We are lucky that Kohima Capital City has been included in the first phase of 80 Cities declared to be built as Smart Cities across the country. These Smart City projects are to be completed in five-year time. The idea of the Smart City is to give comprehensive development of physical, institutional, social and economic infrastructure as these are primary areas for improving the quality of life, besides attracting people and investment, setting in motion a virtuous cycle of growth and development.
THE CORE INFRASTRUCTURE ELEMENTS OF SMART CITY ARE:
· Adequate water supply,
· Assured electricity supply,
· Sanitation, including solid waste management,
· Efficient urban mobility and public transport,
· Affordable housing, especially for the poor,
· Robust IT connectivity and digitalization,
· Good governance, especially e-Governance and citizen participation,
· Sustainable environment,
· Safety and security of citizens, particularly women, children and the elderly, and
· Health and education.

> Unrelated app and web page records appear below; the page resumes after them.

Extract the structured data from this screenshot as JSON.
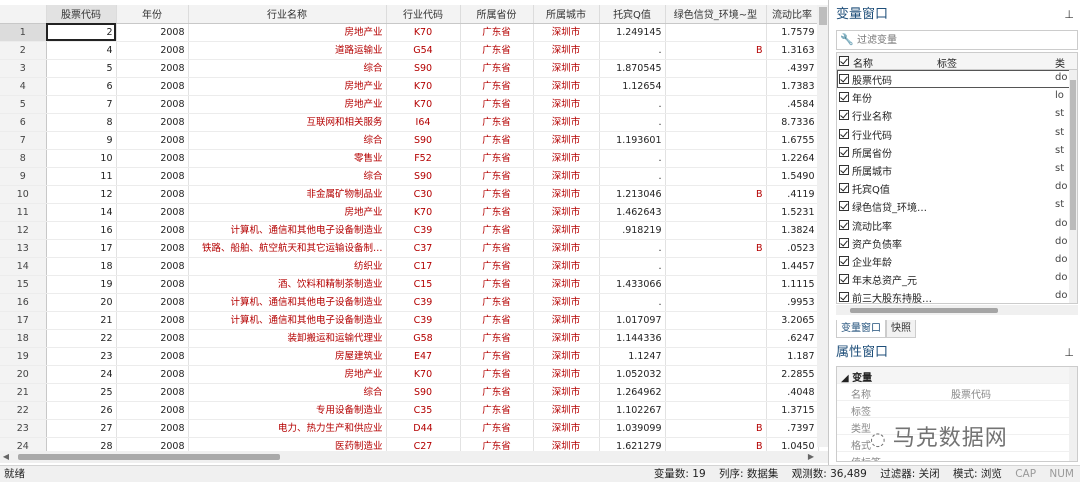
{
  "grid": {
    "columns": [
      {
        "key": "rownum",
        "label": ""
      },
      {
        "key": "code",
        "label": "股票代码"
      },
      {
        "key": "year",
        "label": "年份"
      },
      {
        "key": "industry",
        "label": "行业名称"
      },
      {
        "key": "indcode",
        "label": "行业代码"
      },
      {
        "key": "province",
        "label": "所属省份"
      },
      {
        "key": "city",
        "label": "所属城市"
      },
      {
        "key": "tobinq",
        "label": "托宾Q值"
      },
      {
        "key": "green",
        "label": "绿色信贷_环境~型"
      },
      {
        "key": "ratio",
        "label": "流动比率"
      }
    ],
    "rows": [
      {
        "n": "1",
        "code": "2",
        "year": "2008",
        "industry": "房地产业",
        "indcode": "K70",
        "province": "广东省",
        "city": "深圳市",
        "tobinq": "1.249145",
        "green": "",
        "ratio": "1.7579"
      },
      {
        "n": "2",
        "code": "4",
        "year": "2008",
        "industry": "道路运输业",
        "indcode": "G54",
        "province": "广东省",
        "city": "深圳市",
        "tobinq": ".",
        "green": "B",
        "ratio": "1.3163"
      },
      {
        "n": "3",
        "code": "5",
        "year": "2008",
        "industry": "综合",
        "indcode": "S90",
        "province": "广东省",
        "city": "深圳市",
        "tobinq": "1.870545",
        "green": "",
        "ratio": ".4397"
      },
      {
        "n": "4",
        "code": "6",
        "year": "2008",
        "industry": "房地产业",
        "indcode": "K70",
        "province": "广东省",
        "city": "深圳市",
        "tobinq": "1.12654",
        "green": "",
        "ratio": "1.7383"
      },
      {
        "n": "5",
        "code": "7",
        "year": "2008",
        "industry": "房地产业",
        "indcode": "K70",
        "province": "广东省",
        "city": "深圳市",
        "tobinq": ".",
        "green": "",
        "ratio": ".4584"
      },
      {
        "n": "6",
        "code": "8",
        "year": "2008",
        "industry": "互联网和相关服务",
        "indcode": "I64",
        "province": "广东省",
        "city": "深圳市",
        "tobinq": ".",
        "green": "",
        "ratio": "8.7336"
      },
      {
        "n": "7",
        "code": "9",
        "year": "2008",
        "industry": "综合",
        "indcode": "S90",
        "province": "广东省",
        "city": "深圳市",
        "tobinq": "1.193601",
        "green": "",
        "ratio": "1.6755"
      },
      {
        "n": "8",
        "code": "10",
        "year": "2008",
        "industry": "零售业",
        "indcode": "F52",
        "province": "广东省",
        "city": "深圳市",
        "tobinq": ".",
        "green": "",
        "ratio": "1.2264"
      },
      {
        "n": "9",
        "code": "11",
        "year": "2008",
        "industry": "综合",
        "indcode": "S90",
        "province": "广东省",
        "city": "深圳市",
        "tobinq": ".",
        "green": "",
        "ratio": "1.5490"
      },
      {
        "n": "10",
        "code": "12",
        "year": "2008",
        "industry": "非金属矿物制品业",
        "indcode": "C30",
        "province": "广东省",
        "city": "深圳市",
        "tobinq": "1.213046",
        "green": "B",
        "ratio": ".4119"
      },
      {
        "n": "11",
        "code": "14",
        "year": "2008",
        "industry": "房地产业",
        "indcode": "K70",
        "province": "广东省",
        "city": "深圳市",
        "tobinq": "1.462643",
        "green": "",
        "ratio": "1.5231"
      },
      {
        "n": "12",
        "code": "16",
        "year": "2008",
        "industry": "计算机、通信和其他电子设备制造业",
        "indcode": "C39",
        "province": "广东省",
        "city": "深圳市",
        "tobinq": ".918219",
        "green": "",
        "ratio": "1.3824"
      },
      {
        "n": "13",
        "code": "17",
        "year": "2008",
        "industry": "铁路、船舶、航空航天和其它运输设备制…",
        "indcode": "C37",
        "province": "广东省",
        "city": "深圳市",
        "tobinq": ".",
        "green": "B",
        "ratio": ".0523"
      },
      {
        "n": "14",
        "code": "18",
        "year": "2008",
        "industry": "纺织业",
        "indcode": "C17",
        "province": "广东省",
        "city": "深圳市",
        "tobinq": ".",
        "green": "",
        "ratio": "1.4457"
      },
      {
        "n": "15",
        "code": "19",
        "year": "2008",
        "industry": "酒、饮料和精制茶制造业",
        "indcode": "C15",
        "province": "广东省",
        "city": "深圳市",
        "tobinq": "1.433066",
        "green": "",
        "ratio": "1.1115"
      },
      {
        "n": "16",
        "code": "20",
        "year": "2008",
        "industry": "计算机、通信和其他电子设备制造业",
        "indcode": "C39",
        "province": "广东省",
        "city": "深圳市",
        "tobinq": ".",
        "green": "",
        "ratio": ".9953"
      },
      {
        "n": "17",
        "code": "21",
        "year": "2008",
        "industry": "计算机、通信和其他电子设备制造业",
        "indcode": "C39",
        "province": "广东省",
        "city": "深圳市",
        "tobinq": "1.017097",
        "green": "",
        "ratio": "3.2065"
      },
      {
        "n": "18",
        "code": "22",
        "year": "2008",
        "industry": "装卸搬运和运输代理业",
        "indcode": "G58",
        "province": "广东省",
        "city": "深圳市",
        "tobinq": "1.144336",
        "green": "",
        "ratio": ".6247"
      },
      {
        "n": "19",
        "code": "23",
        "year": "2008",
        "industry": "房屋建筑业",
        "indcode": "E47",
        "province": "广东省",
        "city": "深圳市",
        "tobinq": "1.1247",
        "green": "",
        "ratio": "1.187"
      },
      {
        "n": "20",
        "code": "24",
        "year": "2008",
        "industry": "房地产业",
        "indcode": "K70",
        "province": "广东省",
        "city": "深圳市",
        "tobinq": "1.052032",
        "green": "",
        "ratio": "2.2855"
      },
      {
        "n": "21",
        "code": "25",
        "year": "2008",
        "industry": "综合",
        "indcode": "S90",
        "province": "广东省",
        "city": "深圳市",
        "tobinq": "1.264962",
        "green": "",
        "ratio": ".4048"
      },
      {
        "n": "22",
        "code": "26",
        "year": "2008",
        "industry": "专用设备制造业",
        "indcode": "C35",
        "province": "广东省",
        "city": "深圳市",
        "tobinq": "1.102267",
        "green": "",
        "ratio": "1.3715"
      },
      {
        "n": "23",
        "code": "27",
        "year": "2008",
        "industry": "电力、热力生产和供应业",
        "indcode": "D44",
        "province": "广东省",
        "city": "深圳市",
        "tobinq": "1.039099",
        "green": "B",
        "ratio": ".7397"
      },
      {
        "n": "24",
        "code": "28",
        "year": "2008",
        "industry": "医药制造业",
        "indcode": "C27",
        "province": "广东省",
        "city": "深圳市",
        "tobinq": "1.621279",
        "green": "B",
        "ratio": "1.0450"
      }
    ]
  },
  "varwin": {
    "title": "变量窗口",
    "filter_placeholder": "过滤变量",
    "header_name": "名称",
    "header_label": "标签",
    "header_type": "类",
    "vars": [
      {
        "name": "股票代码",
        "type": "do"
      },
      {
        "name": "年份",
        "type": "lo"
      },
      {
        "name": "行业名称",
        "type": "st"
      },
      {
        "name": "行业代码",
        "type": "st"
      },
      {
        "name": "所属省份",
        "type": "st"
      },
      {
        "name": "所属城市",
        "type": "st"
      },
      {
        "name": "托宾Q值",
        "type": "do"
      },
      {
        "name": "绿色信贷_环境…",
        "type": "st"
      },
      {
        "name": "流动比率",
        "type": "do"
      },
      {
        "name": "资产负债率",
        "type": "do"
      },
      {
        "name": "企业年龄",
        "type": "do"
      },
      {
        "name": "年末总资产_元",
        "type": "do"
      },
      {
        "name": "前三大股东持股…",
        "type": "do"
      }
    ]
  },
  "tabs": {
    "variables": "变量窗口",
    "snapshots": "快照"
  },
  "propwin": {
    "title": "属性窗口",
    "group": "变量",
    "rows": [
      {
        "k": "名称",
        "v": "股票代码"
      },
      {
        "k": "标签",
        "v": ""
      },
      {
        "k": "类型",
        "v": ""
      },
      {
        "k": "格式",
        "v": ""
      },
      {
        "k": "值标签",
        "v": ""
      }
    ]
  },
  "watermark": "马克数据网",
  "status": {
    "left": "就绪",
    "varcount": "变量数: 19",
    "sort": "列序: 数据集",
    "obs": "观测数: 36,489",
    "filter": "过滤器: 关闭",
    "mode": "模式: 浏览",
    "cap": "CAP",
    "num": "NUM"
  },
  "colors": {
    "string_text": "#b40000",
    "pane_title": "#1e4e79"
  }
}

There are many things to be done if we really want to make Kohima Capital an ideal city. It is, of course, for every citizen, who lives in Kohima, should love and care the City, yet the Angamis in Kohima, as already stated, have the biggest role to play. Most of the issues mentioned above particularly the expansion of the roads will come to a possibility if they step in, and others will automatically follow.